## Exercise objective
All of the listing should be returned as written, apart from any picture in it.
[Start of section]
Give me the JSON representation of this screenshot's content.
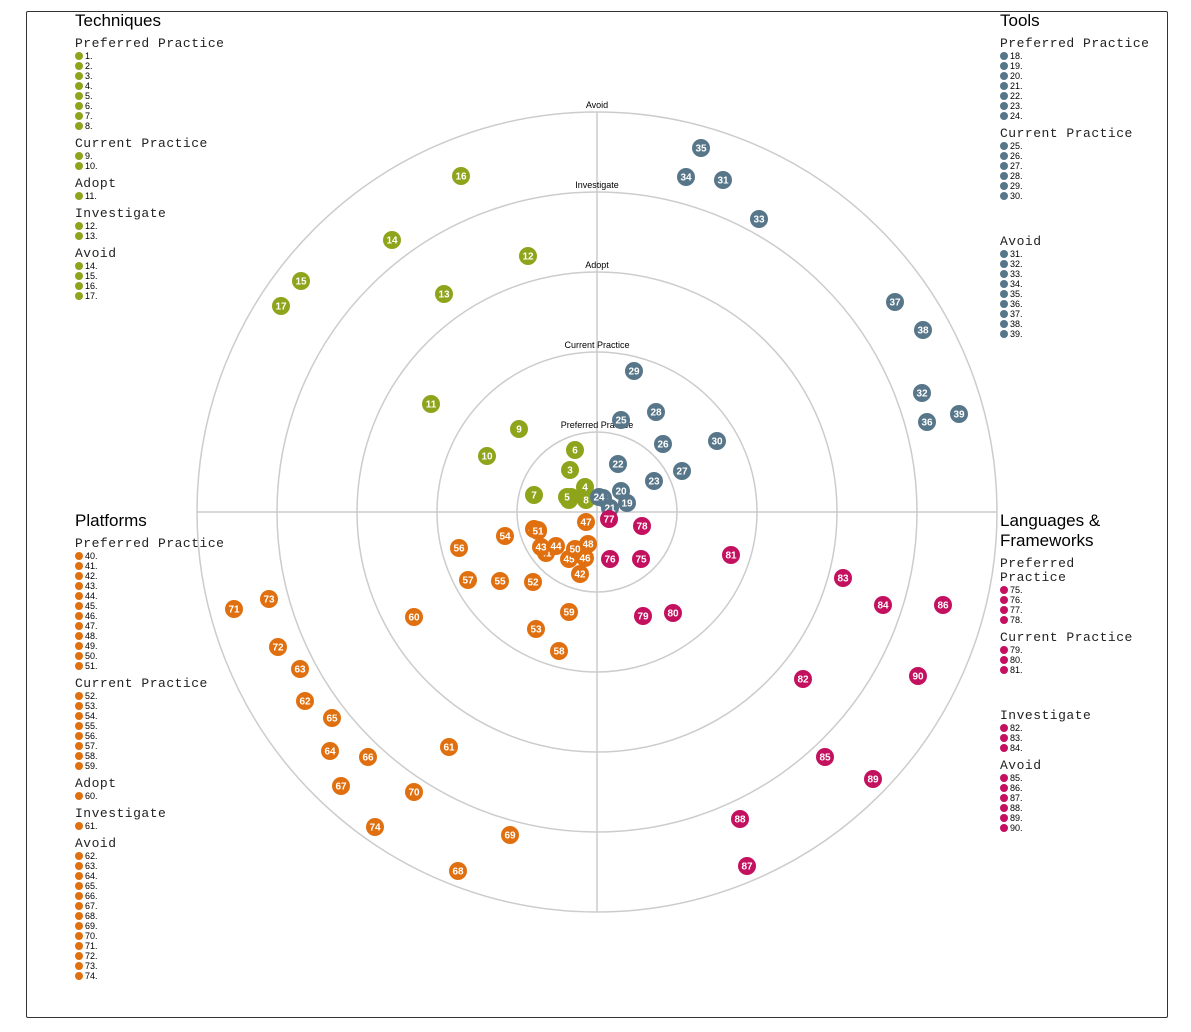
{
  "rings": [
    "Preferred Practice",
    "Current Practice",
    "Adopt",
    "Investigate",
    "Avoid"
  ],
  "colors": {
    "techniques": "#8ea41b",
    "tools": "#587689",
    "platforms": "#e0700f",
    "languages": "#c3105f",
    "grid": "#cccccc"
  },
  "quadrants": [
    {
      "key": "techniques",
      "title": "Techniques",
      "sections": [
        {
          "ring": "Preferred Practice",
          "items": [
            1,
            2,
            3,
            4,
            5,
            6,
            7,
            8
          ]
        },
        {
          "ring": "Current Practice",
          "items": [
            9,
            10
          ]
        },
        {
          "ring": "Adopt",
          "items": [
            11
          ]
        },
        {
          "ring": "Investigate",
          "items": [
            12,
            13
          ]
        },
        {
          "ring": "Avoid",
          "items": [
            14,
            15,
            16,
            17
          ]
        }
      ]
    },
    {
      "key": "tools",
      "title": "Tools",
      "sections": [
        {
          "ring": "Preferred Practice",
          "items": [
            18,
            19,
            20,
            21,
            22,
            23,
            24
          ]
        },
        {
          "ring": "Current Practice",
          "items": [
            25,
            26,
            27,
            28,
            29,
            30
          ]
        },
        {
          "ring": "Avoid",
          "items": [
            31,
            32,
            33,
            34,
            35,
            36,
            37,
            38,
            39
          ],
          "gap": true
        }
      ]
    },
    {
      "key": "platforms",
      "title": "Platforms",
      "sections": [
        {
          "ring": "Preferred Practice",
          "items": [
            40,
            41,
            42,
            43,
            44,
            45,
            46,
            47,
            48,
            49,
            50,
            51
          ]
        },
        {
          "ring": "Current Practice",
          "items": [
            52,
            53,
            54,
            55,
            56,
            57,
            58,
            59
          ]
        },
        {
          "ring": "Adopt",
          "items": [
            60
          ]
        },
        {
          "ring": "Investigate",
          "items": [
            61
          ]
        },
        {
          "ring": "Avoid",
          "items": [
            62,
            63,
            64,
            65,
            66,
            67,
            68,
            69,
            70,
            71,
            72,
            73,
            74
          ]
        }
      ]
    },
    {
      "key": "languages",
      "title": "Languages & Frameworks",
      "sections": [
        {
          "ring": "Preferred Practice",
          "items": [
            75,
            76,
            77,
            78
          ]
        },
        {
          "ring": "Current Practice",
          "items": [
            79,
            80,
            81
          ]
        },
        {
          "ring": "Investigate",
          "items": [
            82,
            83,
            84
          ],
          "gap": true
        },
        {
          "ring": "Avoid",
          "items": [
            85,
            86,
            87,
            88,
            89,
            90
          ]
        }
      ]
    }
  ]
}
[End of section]
## Result for this task
Give me the JSON representation of this screenshot's content.
{
  "rings": [
    "Preferred Practice",
    "Current Practice",
    "Adopt",
    "Investigate",
    "Avoid"
  ],
  "colors": {
    "techniques": "#8ea41b",
    "tools": "#587689",
    "platforms": "#e0700f",
    "languages": "#c3105f",
    "grid": "#cccccc"
  },
  "quadrants": [
    {
      "key": "techniques",
      "title": "Techniques",
      "sections": [
        {
          "ring": "Preferred Practice",
          "items": [
            1,
            2,
            3,
            4,
            5,
            6,
            7,
            8
          ]
        },
        {
          "ring": "Current Practice",
          "items": [
            9,
            10
          ]
        },
        {
          "ring": "Adopt",
          "items": [
            11
          ]
        },
        {
          "ring": "Investigate",
          "items": [
            12,
            13
          ]
        },
        {
          "ring": "Avoid",
          "items": [
            14,
            15,
            16,
            17
          ]
        }
      ]
    },
    {
      "key": "tools",
      "title": "Tools",
      "sections": [
        {
          "ring": "Preferred Practice",
          "items": [
            18,
            19,
            20,
            21,
            22,
            23,
            24
          ]
        },
        {
          "ring": "Current Practice",
          "items": [
            25,
            26,
            27,
            28,
            29,
            30
          ]
        },
        {
          "ring": "Avoid",
          "items": [
            31,
            32,
            33,
            34,
            35,
            36,
            37,
            38,
            39
          ],
          "gap": true
        }
      ]
    },
    {
      "key": "platforms",
      "title": "Platforms",
      "sections": [
        {
          "ring": "Preferred Practice",
          "items": [
            40,
            41,
            42,
            43,
            44,
            45,
            46,
            47,
            48,
            49,
            50,
            51
          ]
        },
        {
          "ring": "Current Practice",
          "items": [
            52,
            53,
            54,
            55,
            56,
            57,
            58,
            59
          ]
        },
        {
          "ring": "Adopt",
          "items": [
            60
          ]
        },
        {
          "ring": "Investigate",
          "items": [
            61
          ]
        },
        {
          "ring": "Avoid",
          "items": [
            62,
            63,
            64,
            65,
            66,
            67,
            68,
            69,
            70,
            71,
            72,
            73,
            74
          ]
        }
      ]
    },
    {
      "key": "languages",
      "title": "Languages & Frameworks",
      "sections": [
        {
          "ring": "Preferred Practice",
          "items": [
            75,
            76,
            77,
            78
          ]
        },
        {
          "ring": "Current Practice",
          "items": [
            79,
            80,
            81
          ]
        },
        {
          "ring": "Investigate",
          "items": [
            82,
            83,
            84
          ],
          "gap": true
        },
        {
          "ring": "Avoid",
          "items": [
            85,
            86,
            87,
            88,
            89,
            90
          ]
        }
      ]
    }
  ]
}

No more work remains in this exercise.